:: Exercise brief ::
Where a line holds the word "this", copy that line from the data below.

---------- Information supplied

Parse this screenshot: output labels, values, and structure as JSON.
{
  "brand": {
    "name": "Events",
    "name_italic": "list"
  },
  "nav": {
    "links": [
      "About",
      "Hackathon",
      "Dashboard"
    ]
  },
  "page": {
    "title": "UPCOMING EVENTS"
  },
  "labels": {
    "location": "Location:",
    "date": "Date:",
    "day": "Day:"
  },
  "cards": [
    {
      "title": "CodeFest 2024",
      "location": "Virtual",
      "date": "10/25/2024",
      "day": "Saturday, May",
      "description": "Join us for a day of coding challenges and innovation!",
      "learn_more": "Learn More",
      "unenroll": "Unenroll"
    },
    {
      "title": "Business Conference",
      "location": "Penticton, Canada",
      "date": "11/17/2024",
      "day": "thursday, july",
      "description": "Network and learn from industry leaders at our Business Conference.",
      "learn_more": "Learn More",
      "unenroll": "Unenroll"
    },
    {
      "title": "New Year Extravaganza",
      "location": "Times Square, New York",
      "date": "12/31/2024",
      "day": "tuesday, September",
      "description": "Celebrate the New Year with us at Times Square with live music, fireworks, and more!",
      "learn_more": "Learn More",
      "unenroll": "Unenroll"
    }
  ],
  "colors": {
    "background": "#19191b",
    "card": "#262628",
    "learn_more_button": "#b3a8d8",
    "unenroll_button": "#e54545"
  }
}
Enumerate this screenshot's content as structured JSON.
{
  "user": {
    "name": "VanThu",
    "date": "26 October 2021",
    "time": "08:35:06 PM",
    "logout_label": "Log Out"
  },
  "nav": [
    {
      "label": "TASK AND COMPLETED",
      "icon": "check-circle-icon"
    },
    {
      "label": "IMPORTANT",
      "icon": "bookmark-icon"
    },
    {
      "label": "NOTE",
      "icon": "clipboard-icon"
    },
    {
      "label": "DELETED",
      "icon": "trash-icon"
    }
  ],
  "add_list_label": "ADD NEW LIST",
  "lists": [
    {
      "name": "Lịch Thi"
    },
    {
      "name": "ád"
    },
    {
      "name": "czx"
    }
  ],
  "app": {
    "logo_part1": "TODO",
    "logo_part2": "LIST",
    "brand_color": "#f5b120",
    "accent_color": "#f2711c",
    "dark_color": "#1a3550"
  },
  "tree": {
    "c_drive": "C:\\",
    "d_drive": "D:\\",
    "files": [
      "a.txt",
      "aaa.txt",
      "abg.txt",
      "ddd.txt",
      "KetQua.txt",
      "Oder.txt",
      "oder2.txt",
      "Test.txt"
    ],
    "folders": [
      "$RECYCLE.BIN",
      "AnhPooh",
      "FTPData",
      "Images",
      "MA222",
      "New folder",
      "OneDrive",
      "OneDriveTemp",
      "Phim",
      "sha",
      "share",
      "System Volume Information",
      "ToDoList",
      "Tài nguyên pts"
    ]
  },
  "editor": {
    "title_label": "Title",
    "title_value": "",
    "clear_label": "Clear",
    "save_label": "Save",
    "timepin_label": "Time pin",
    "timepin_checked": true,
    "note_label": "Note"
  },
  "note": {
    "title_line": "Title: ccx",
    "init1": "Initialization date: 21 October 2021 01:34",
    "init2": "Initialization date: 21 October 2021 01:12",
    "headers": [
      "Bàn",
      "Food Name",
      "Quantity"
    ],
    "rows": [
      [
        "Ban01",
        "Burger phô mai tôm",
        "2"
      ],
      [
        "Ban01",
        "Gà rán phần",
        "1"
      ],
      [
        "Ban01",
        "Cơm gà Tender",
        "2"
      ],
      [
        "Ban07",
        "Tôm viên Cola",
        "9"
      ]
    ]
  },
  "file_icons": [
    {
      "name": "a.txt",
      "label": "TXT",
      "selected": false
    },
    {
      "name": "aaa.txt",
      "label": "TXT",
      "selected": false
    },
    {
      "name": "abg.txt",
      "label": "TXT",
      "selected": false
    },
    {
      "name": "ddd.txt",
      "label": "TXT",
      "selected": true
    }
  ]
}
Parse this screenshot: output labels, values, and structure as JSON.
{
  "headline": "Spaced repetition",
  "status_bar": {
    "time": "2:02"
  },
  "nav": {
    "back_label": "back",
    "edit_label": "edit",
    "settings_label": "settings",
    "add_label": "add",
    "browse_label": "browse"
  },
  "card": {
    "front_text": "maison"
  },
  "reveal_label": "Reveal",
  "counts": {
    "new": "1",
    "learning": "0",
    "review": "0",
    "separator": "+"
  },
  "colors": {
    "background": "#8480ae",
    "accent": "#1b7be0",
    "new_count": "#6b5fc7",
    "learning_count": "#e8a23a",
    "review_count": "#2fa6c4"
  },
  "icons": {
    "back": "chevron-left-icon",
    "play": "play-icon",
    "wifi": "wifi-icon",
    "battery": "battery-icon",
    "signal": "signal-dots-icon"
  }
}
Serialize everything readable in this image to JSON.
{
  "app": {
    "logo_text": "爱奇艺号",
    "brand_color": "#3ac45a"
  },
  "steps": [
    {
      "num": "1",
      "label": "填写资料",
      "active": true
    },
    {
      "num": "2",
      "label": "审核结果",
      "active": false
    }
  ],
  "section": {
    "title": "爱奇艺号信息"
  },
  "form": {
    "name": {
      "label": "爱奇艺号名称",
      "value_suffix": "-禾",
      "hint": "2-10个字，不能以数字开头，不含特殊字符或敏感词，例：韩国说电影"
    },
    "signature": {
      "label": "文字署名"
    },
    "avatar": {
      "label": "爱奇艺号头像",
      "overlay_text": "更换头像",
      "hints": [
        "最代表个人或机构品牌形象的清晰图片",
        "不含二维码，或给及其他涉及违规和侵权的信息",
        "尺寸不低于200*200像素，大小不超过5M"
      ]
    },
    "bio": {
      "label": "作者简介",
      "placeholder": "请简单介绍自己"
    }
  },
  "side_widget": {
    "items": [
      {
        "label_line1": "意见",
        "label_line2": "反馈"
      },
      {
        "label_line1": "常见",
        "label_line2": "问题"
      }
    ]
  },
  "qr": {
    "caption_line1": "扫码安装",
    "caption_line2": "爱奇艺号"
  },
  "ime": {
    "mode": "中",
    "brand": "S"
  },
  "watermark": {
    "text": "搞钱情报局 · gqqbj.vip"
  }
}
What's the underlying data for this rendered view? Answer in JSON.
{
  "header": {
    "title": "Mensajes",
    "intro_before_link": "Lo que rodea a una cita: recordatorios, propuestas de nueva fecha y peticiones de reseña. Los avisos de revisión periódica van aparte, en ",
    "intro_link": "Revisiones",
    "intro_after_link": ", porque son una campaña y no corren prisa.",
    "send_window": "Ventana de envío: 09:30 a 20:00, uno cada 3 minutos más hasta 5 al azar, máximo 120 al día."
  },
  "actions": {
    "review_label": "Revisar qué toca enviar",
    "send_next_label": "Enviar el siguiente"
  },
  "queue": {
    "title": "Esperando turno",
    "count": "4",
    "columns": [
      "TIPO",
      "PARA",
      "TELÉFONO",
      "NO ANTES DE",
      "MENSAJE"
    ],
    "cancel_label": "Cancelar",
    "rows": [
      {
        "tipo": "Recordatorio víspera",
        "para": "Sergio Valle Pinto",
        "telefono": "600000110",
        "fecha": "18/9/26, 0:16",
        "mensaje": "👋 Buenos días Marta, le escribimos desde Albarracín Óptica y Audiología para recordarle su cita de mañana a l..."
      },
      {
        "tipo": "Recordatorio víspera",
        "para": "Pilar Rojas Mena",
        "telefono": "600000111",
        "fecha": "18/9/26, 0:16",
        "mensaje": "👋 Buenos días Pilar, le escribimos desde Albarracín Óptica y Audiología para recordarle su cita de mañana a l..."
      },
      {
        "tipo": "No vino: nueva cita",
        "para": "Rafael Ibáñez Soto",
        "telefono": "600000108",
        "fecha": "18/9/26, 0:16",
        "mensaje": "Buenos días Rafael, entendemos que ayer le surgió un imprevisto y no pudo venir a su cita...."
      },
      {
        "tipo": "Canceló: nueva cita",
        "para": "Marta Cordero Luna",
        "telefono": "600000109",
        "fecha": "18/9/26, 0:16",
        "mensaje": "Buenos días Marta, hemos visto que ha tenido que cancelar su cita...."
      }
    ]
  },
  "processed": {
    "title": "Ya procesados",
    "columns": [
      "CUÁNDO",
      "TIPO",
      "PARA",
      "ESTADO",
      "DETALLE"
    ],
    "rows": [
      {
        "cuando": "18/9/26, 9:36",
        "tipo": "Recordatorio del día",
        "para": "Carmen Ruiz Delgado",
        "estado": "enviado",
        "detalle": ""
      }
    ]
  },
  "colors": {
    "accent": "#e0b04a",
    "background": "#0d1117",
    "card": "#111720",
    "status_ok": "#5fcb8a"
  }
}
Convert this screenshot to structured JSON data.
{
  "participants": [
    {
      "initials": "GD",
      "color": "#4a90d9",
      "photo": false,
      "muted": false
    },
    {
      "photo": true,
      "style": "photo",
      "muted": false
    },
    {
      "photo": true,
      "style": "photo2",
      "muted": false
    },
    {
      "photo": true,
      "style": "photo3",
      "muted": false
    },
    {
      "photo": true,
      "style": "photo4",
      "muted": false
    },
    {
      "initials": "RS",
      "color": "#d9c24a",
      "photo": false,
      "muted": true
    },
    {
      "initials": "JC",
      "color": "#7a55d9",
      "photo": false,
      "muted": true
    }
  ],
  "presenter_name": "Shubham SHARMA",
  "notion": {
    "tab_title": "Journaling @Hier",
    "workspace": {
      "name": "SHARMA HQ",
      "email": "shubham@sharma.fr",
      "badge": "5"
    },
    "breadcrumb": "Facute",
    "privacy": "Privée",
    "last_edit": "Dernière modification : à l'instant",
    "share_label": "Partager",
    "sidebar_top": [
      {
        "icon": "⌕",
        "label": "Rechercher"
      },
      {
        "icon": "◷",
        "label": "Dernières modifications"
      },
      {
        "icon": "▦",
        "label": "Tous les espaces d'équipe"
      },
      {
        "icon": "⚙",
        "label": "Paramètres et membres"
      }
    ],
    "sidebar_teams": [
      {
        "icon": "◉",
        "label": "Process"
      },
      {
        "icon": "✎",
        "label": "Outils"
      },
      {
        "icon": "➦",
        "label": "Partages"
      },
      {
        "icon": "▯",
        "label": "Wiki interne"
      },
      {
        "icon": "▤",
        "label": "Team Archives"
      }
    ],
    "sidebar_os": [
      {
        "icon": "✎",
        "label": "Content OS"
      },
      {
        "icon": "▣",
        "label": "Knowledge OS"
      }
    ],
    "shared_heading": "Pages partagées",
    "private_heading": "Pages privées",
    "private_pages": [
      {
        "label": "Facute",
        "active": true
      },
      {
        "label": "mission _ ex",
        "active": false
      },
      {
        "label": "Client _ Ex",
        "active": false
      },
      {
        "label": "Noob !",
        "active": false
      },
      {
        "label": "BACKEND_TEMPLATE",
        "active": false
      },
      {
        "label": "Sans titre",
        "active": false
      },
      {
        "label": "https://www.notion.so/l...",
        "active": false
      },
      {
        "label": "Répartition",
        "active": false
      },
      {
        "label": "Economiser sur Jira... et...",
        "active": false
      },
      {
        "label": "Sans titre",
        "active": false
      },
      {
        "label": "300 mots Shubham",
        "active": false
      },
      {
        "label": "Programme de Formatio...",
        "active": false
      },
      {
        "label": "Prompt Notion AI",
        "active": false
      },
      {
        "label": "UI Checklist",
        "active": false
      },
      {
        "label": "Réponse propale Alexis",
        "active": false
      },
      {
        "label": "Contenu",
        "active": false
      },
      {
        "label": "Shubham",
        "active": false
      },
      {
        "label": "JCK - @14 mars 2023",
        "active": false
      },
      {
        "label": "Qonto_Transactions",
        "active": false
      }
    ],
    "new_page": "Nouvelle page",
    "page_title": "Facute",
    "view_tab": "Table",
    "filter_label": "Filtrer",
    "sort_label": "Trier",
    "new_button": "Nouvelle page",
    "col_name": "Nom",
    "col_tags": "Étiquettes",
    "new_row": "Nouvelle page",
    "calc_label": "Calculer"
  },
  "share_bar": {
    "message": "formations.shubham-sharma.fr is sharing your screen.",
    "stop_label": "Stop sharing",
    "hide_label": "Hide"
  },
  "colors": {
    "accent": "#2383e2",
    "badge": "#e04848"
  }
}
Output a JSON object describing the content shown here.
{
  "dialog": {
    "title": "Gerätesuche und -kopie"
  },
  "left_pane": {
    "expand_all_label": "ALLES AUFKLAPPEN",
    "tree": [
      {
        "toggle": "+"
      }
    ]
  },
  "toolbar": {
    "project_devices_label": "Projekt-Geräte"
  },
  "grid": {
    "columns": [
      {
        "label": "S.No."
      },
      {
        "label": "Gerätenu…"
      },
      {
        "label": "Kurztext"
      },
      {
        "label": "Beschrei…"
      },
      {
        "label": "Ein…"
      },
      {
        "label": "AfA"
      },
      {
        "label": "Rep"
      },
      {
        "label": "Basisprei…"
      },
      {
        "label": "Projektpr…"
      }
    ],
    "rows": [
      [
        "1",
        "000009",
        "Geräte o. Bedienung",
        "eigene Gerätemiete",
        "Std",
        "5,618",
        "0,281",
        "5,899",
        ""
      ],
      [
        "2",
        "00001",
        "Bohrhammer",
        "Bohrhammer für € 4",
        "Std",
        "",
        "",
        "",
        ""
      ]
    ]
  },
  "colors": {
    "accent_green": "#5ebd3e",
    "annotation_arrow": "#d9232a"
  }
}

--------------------

:: Task answer ::
Parse this screenshot: output labels, values, and structure as JSON.
Enumerate this screenshot's content as structured JSON.
Parse this screenshot: output labels, values, and structure as JSON.
Serialize everything readable in this image to JSON.
What's the underlying data for this rendered view? Answer in JSON.
Convert this screenshot to structured JSON data.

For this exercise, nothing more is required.